Sunday morning we made a walk at our nearest forest preserve, Rollins Savanna, and saw a pair of Sandhill Cranes and their young foraging through shallow water. We’ve been seeing a lot of cranes around here, but we hadn’t seen a baby crane yet. The two adults were picking out food and carefully giving it to the chick. It was very cute. Here are some pictures and a video we took:
We moved here in early February 2009 and our first bird to visit our feeders was an American Goldfinch on February 22nd. Today, just over 3 months later, we saw our 18th species: a Northern Flicker! So far we’d only seen these beautiful large woodpeckers in woods and nature reserves; it was the last bird we’d expected to see in our suburban backyard! She was sitting on the ground under our feeders, probably eating the ants that we’ve been seeing there since we put up a bowl of grape jelly for our Baltimore Orioles. She was only there for a few minutes and this was the best picture I could get:
I took this picture earlier this month from the 94th floor of the John Hancock Observatory when visiting downtown Chicago with my parents. They have a great new audio guide, the Sky Tour, in which David Schwimmer tells you all about the sights on 16 stops around the observation deck.
Before the 36-storey Tribune Tower was completed in 1925, correspondents for the Chicago Tribune newspaper brought back rocks and bricks from all over the world. Many of these stones have been incorporated into the lowest levels on the outside of the building and are labeled with their location of origin. Stones included in the wall are from such sites as the Taj Mahal, Parthenon, Great Pyramid, Notre-Dame and the Great Wall of China. On our visit to downtown Chicago last week, we were surprised to also see a brick from Leiden, our former home town, embedded in the wall.
We’ve been following this Hummingbird Migration Map that shows the migration of Ruby-throated Hummingbirds. The small birds winter between southern Mexico and northern Panama and they start moving north as early as January. They cross the Gulf of Mexico nonstop for up to 500 miles and once in North America they migrate at an average rate of about 20 miles per day. We’ve been following their migration on the map since they entered the United States in late February. Today we saw that they have been reported here in northern Illinois, so we rushed out and set up our Hummingbird feeder:

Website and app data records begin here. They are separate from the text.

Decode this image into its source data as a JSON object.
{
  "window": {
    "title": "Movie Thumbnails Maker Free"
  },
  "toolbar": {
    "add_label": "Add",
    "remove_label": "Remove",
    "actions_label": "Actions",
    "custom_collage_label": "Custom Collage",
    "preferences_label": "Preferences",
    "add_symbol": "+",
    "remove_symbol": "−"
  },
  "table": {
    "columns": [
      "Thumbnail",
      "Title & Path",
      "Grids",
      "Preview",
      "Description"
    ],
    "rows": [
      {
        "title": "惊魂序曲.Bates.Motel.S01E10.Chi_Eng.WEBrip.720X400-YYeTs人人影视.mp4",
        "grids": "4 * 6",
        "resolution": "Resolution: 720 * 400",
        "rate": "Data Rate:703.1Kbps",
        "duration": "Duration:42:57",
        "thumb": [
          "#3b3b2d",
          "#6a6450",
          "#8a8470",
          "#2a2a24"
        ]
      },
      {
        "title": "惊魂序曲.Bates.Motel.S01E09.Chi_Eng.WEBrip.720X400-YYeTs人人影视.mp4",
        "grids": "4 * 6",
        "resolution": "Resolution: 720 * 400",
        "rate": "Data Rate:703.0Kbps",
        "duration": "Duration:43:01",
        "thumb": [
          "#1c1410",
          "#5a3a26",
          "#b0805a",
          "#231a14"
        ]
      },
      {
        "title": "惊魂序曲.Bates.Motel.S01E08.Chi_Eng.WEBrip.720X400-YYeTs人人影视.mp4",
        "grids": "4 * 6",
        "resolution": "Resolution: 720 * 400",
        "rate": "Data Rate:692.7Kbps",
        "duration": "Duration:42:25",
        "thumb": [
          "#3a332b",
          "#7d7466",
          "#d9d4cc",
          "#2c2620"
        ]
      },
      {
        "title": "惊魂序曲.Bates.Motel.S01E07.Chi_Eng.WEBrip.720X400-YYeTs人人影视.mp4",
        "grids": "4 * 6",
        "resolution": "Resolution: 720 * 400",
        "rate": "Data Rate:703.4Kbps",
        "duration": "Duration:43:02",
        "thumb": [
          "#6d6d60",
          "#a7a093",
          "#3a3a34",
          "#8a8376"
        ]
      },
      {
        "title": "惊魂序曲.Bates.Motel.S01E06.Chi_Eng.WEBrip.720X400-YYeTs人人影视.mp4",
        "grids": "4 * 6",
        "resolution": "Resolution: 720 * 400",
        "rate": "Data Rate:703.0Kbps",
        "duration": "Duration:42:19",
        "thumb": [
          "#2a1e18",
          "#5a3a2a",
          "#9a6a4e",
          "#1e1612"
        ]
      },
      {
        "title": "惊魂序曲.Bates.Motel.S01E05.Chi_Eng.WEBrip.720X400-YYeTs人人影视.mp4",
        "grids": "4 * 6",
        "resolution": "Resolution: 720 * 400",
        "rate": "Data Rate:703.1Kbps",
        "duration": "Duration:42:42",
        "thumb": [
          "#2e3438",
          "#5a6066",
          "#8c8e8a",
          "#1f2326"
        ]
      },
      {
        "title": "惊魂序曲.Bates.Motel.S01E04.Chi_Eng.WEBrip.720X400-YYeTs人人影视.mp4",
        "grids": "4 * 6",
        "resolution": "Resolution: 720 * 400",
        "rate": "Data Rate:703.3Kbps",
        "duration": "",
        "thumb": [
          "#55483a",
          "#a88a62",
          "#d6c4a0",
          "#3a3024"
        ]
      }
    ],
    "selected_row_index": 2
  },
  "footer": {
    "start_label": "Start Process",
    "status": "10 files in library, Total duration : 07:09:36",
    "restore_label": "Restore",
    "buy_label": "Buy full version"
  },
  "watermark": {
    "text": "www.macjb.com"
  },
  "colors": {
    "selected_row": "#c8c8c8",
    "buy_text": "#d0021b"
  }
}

We just got back from a short visit to Fox Lake, just 10 minutes from where we live, to see some Common Loons and American White Pelicans after reading about them on the Illinois birding list. Someone reported seeing pelicans and loons at Fox Lake with detailed instructions on how to get there, so we got in the car with our new Leica spotting scope and headed for the Mineola Marina in Fox Lake. It was pouring down rain, so we didn’t stay too long, but we did get to see 20 pelicans and 7 loons, which are two new birds for our lifelist. 🙂 More »
Just as we thought we’d seen the last snow for a while, we wake up to another winter wonderland. One week into spring and we had an overnight snowfall of 6 to 8 inches (15 to 20 cm) here in northern Illinois. March had been very mild until now, with temperatures in the 70s (20oC+) in recent weeks, but it looks like we have to get our shovels out one more time. Springtime snowstorms are hardly out of the ordinary in Chicago. The record for total snowfall in March is 23.1 inches in 1926 and the record for total snowfall in April is 13.6 inches, back in 1938.
The United States Postal Service has a great change-of-address service … in theory that is. When you move they’ll forward your mail for a full year, for FREE! I couldn’t believe this when I heard it, because in Holland you pay €2.25 per week (after the first month) to have your mail forwarded, and that’s just inside Holland; if you move outside Europe it’ll set you back €9.25 per week. That’s quite expensive if you consider that USPS will forward regular mail and packages for a year, and newspapers and magazines for 2 months, totally free. When Amy moved to Holland her mail all got forwarded across the pond, it was great. Well, this time it is not exactly working out for us. More »